Records for processing:
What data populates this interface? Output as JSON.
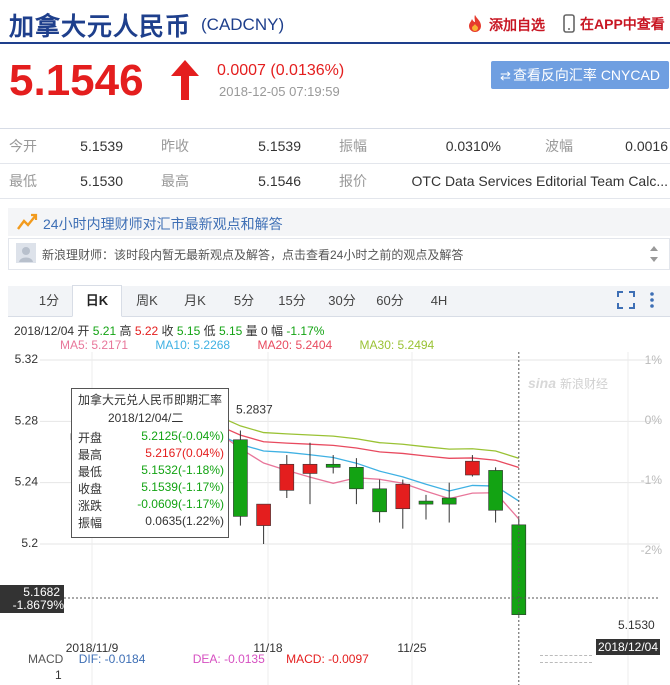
{
  "header": {
    "title": "加拿大元人民币",
    "code": "(CADCNY)",
    "fav_label": "添加自选",
    "app_label": "在APP中查看"
  },
  "quote": {
    "price": "5.1546",
    "change": "0.0007 (0.0136%)",
    "time": "2018-12-05 07:19:59",
    "reverse_label": "查看反向汇率 CNYCAD"
  },
  "stats": {
    "rows": [
      [
        {
          "label": "今开",
          "value": "5.1539"
        },
        {
          "label": "昨收",
          "value": "5.1539"
        },
        {
          "label": "振幅",
          "value": "0.0310%"
        },
        {
          "label": "波幅",
          "value": "0.0016"
        }
      ],
      [
        {
          "label": "最低",
          "value": "5.1530"
        },
        {
          "label": "最高",
          "value": "5.1546"
        },
        {
          "label": "报价",
          "value": "OTC Data Services Editorial Team Calc..."
        }
      ]
    ]
  },
  "advisor": {
    "title": "24小时内理财师对汇市最新观点和解答",
    "message": "新浪理财师：该时段内暂无最新观点及解答，点击查看24小时之前的观点及解答"
  },
  "tabs": [
    "1分",
    "日K",
    "周K",
    "月K",
    "5分",
    "15分",
    "30分",
    "60分",
    "4H"
  ],
  "active_tab": "日K",
  "info": {
    "date": "2018/12/04",
    "open_label": "开",
    "open": "5.21",
    "high_label": "高",
    "high": "5.22",
    "close_label": "收",
    "close": "5.15",
    "low_label": "低",
    "low": "5.15",
    "vol_label": "量",
    "vol": "0",
    "amp_label": "幅",
    "amp": "-1.17%"
  },
  "ma": {
    "ma5": "MA5: 5.2171",
    "ma10": "MA10: 5.2268",
    "ma20": "MA20: 5.2404",
    "ma30": "MA30: 5.2494"
  },
  "colors": {
    "up": "#e41e1e",
    "down": "#13a313",
    "ma5": "#e8769a",
    "ma10": "#3fb1e3",
    "ma20": "#e84a5f",
    "ma30": "#9ac234",
    "brand": "#1e3f8c"
  },
  "tooltip": {
    "title": "加拿大元兑人民币即期汇率",
    "date": "2018/12/04/二",
    "rows": [
      {
        "label": "开盘",
        "value": "5.2125(-0.04%)",
        "dir": "down"
      },
      {
        "label": "最高",
        "value": "5.2167(0.04%)",
        "dir": "up"
      },
      {
        "label": "最低",
        "value": "5.1532(-1.18%)",
        "dir": "down"
      },
      {
        "label": "收盘",
        "value": "5.1539(-1.17%)",
        "dir": "down"
      },
      {
        "label": "涨跌",
        "value": "-0.0609(-1.17%)",
        "dir": "down"
      },
      {
        "label": "振幅",
        "value": "0.0635(1.22%)",
        "dir": "neutral"
      }
    ]
  },
  "chart_data": {
    "type": "candlestick",
    "y_ticks": [
      "5.32",
      "5.28",
      "5.24",
      "5.2"
    ],
    "pct_ticks": [
      "1%",
      "0%",
      "-1%",
      "-2%"
    ],
    "x_ticks": [
      "2018/11/9",
      "11/18",
      "11/25"
    ],
    "ylim": [
      5.145,
      5.33
    ],
    "crosshair_price": "5.1682",
    "crosshair_pct": "-1.8679%",
    "crosshair_date": "2018/12/04",
    "high_label": "5.2837",
    "low_label": "5.1530",
    "watermark": "新浪财经",
    "candles": [
      {
        "open": 5.272,
        "high": 5.276,
        "low": 5.265,
        "close": 5.268
      },
      {
        "open": 5.266,
        "high": 5.27,
        "low": 5.262,
        "close": 5.268
      },
      {
        "open": 5.267,
        "high": 5.275,
        "low": 5.262,
        "close": 5.273
      },
      {
        "open": 5.268,
        "high": 5.28,
        "low": 5.26,
        "close": 5.273
      },
      {
        "open": 5.27,
        "high": 5.2837,
        "low": 5.262,
        "close": 5.276
      },
      {
        "open": 5.262,
        "high": 5.278,
        "low": 5.258,
        "close": 5.274
      },
      {
        "open": 5.272,
        "high": 5.276,
        "low": 5.268,
        "close": 5.27
      },
      {
        "open": 5.268,
        "high": 5.274,
        "low": 5.212,
        "close": 5.218
      },
      {
        "open": 5.212,
        "high": 5.216,
        "low": 5.2,
        "close": 5.226
      },
      {
        "open": 5.235,
        "high": 5.258,
        "low": 5.23,
        "close": 5.252
      },
      {
        "open": 5.246,
        "high": 5.266,
        "low": 5.226,
        "close": 5.252
      },
      {
        "open": 5.252,
        "high": 5.258,
        "low": 5.246,
        "close": 5.25
      },
      {
        "open": 5.25,
        "high": 5.256,
        "low": 5.226,
        "close": 5.236
      },
      {
        "open": 5.236,
        "high": 5.242,
        "low": 5.214,
        "close": 5.221
      },
      {
        "open": 5.223,
        "high": 5.242,
        "low": 5.21,
        "close": 5.239
      },
      {
        "open": 5.228,
        "high": 5.232,
        "low": 5.216,
        "close": 5.226
      },
      {
        "open": 5.23,
        "high": 5.24,
        "low": 5.214,
        "close": 5.226
      },
      {
        "open": 5.245,
        "high": 5.258,
        "low": 5.244,
        "close": 5.254
      },
      {
        "open": 5.248,
        "high": 5.25,
        "low": 5.214,
        "close": 5.222
      },
      {
        "open": 5.2125,
        "high": 5.2167,
        "low": 5.1532,
        "close": 5.1539
      }
    ]
  },
  "macd": {
    "label": "MACD",
    "dif": "DIF: -0.0184",
    "dea": "DEA: -0.0135",
    "macd": "MACD: -0.0097",
    "axis_tick": "1"
  }
}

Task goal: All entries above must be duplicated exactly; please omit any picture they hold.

Task response:
What data populates this interface? Output as JSON.
{
  "header": {
    "title": "加拿大元人民币",
    "code": "(CADCNY)",
    "fav_label": "添加自选",
    "app_label": "在APP中查看"
  },
  "quote": {
    "price": "5.1546",
    "change": "0.0007 (0.0136%)",
    "time": "2018-12-05 07:19:59",
    "reverse_label": "查看反向汇率 CNYCAD"
  },
  "stats": {
    "rows": [
      [
        {
          "label": "今开",
          "value": "5.1539"
        },
        {
          "label": "昨收",
          "value": "5.1539"
        },
        {
          "label": "振幅",
          "value": "0.0310%"
        },
        {
          "label": "波幅",
          "value": "0.0016"
        }
      ],
      [
        {
          "label": "最低",
          "value": "5.1530"
        },
        {
          "label": "最高",
          "value": "5.1546"
        },
        {
          "label": "报价",
          "value": "OTC Data Services Editorial Team Calc..."
        }
      ]
    ]
  },
  "advisor": {
    "title": "24小时内理财师对汇市最新观点和解答",
    "message": "新浪理财师：该时段内暂无最新观点及解答，点击查看24小时之前的观点及解答"
  },
  "tabs": [
    "1分",
    "日K",
    "周K",
    "月K",
    "5分",
    "15分",
    "30分",
    "60分",
    "4H"
  ],
  "active_tab": "日K",
  "info": {
    "date": "2018/12/04",
    "open_label": "开",
    "open": "5.21",
    "high_label": "高",
    "high": "5.22",
    "close_label": "收",
    "close": "5.15",
    "low_label": "低",
    "low": "5.15",
    "vol_label": "量",
    "vol": "0",
    "amp_label": "幅",
    "amp": "-1.17%"
  },
  "ma": {
    "ma5": "MA5: 5.2171",
    "ma10": "MA10: 5.2268",
    "ma20": "MA20: 5.2404",
    "ma30": "MA30: 5.2494"
  },
  "colors": {
    "up": "#e41e1e",
    "down": "#13a313",
    "ma5": "#e8769a",
    "ma10": "#3fb1e3",
    "ma20": "#e84a5f",
    "ma30": "#9ac234",
    "brand": "#1e3f8c"
  },
  "tooltip": {
    "title": "加拿大元兑人民币即期汇率",
    "date": "2018/12/04/二",
    "rows": [
      {
        "label": "开盘",
        "value": "5.2125(-0.04%)",
        "dir": "down"
      },
      {
        "label": "最高",
        "value": "5.2167(0.04%)",
        "dir": "up"
      },
      {
        "label": "最低",
        "value": "5.1532(-1.18%)",
        "dir": "down"
      },
      {
        "label": "收盘",
        "value": "5.1539(-1.17%)",
        "dir": "down"
      },
      {
        "label": "涨跌",
        "value": "-0.0609(-1.17%)",
        "dir": "down"
      },
      {
        "label": "振幅",
        "value": "0.0635(1.22%)",
        "dir": "neutral"
      }
    ]
  },
  "chart_data": {
    "type": "candlestick",
    "y_ticks": [
      "5.32",
      "5.28",
      "5.24",
      "5.2"
    ],
    "pct_ticks": [
      "1%",
      "0%",
      "-1%",
      "-2%"
    ],
    "x_ticks": [
      "2018/11/9",
      "11/18",
      "11/25"
    ],
    "ylim": [
      5.145,
      5.33
    ],
    "crosshair_price": "5.1682",
    "crosshair_pct": "-1.8679%",
    "crosshair_date": "2018/12/04",
    "high_label": "5.2837",
    "low_label": "5.1530",
    "watermark": "新浪财经",
    "candles": [
      {
        "open": 5.272,
        "high": 5.276,
        "low": 5.265,
        "close": 5.268
      },
      {
        "open": 5.266,
        "high": 5.27,
        "low": 5.262,
        "close": 5.268
      },
      {
        "open": 5.267,
        "high": 5.275,
        "low": 5.262,
        "close": 5.273
      },
      {
        "open": 5.268,
        "high": 5.28,
        "low": 5.26,
        "close": 5.273
      },
      {
        "open": 5.27,
        "high": 5.2837,
        "low": 5.262,
        "close": 5.276
      },
      {
        "open": 5.262,
        "high": 5.278,
        "low": 5.258,
        "close": 5.274
      },
      {
        "open": 5.272,
        "high": 5.276,
        "low": 5.268,
        "close": 5.27
      },
      {
        "open": 5.268,
        "high": 5.274,
        "low": 5.212,
        "close": 5.218
      },
      {
        "open": 5.212,
        "high": 5.216,
        "low": 5.2,
        "close": 5.226
      },
      {
        "open": 5.235,
        "high": 5.258,
        "low": 5.23,
        "close": 5.252
      },
      {
        "open": 5.246,
        "high": 5.266,
        "low": 5.226,
        "close": 5.252
      },
      {
        "open": 5.252,
        "high": 5.258,
        "low": 5.246,
        "close": 5.25
      },
      {
        "open": 5.25,
        "high": 5.256,
        "low": 5.226,
        "close": 5.236
      },
      {
        "open": 5.236,
        "high": 5.242,
        "low": 5.214,
        "close": 5.221
      },
      {
        "open": 5.223,
        "high": 5.242,
        "low": 5.21,
        "close": 5.239
      },
      {
        "open": 5.228,
        "high": 5.232,
        "low": 5.216,
        "close": 5.226
      },
      {
        "open": 5.23,
        "high": 5.24,
        "low": 5.214,
        "close": 5.226
      },
      {
        "open": 5.245,
        "high": 5.258,
        "low": 5.244,
        "close": 5.254
      },
      {
        "open": 5.248,
        "high": 5.25,
        "low": 5.214,
        "close": 5.222
      },
      {
        "open": 5.2125,
        "high": 5.2167,
        "low": 5.1532,
        "close": 5.1539
      }
    ]
  },
  "macd": {
    "label": "MACD",
    "dif": "DIF: -0.0184",
    "dea": "DEA: -0.0135",
    "macd": "MACD: -0.0097",
    "axis_tick": "1"
  }
}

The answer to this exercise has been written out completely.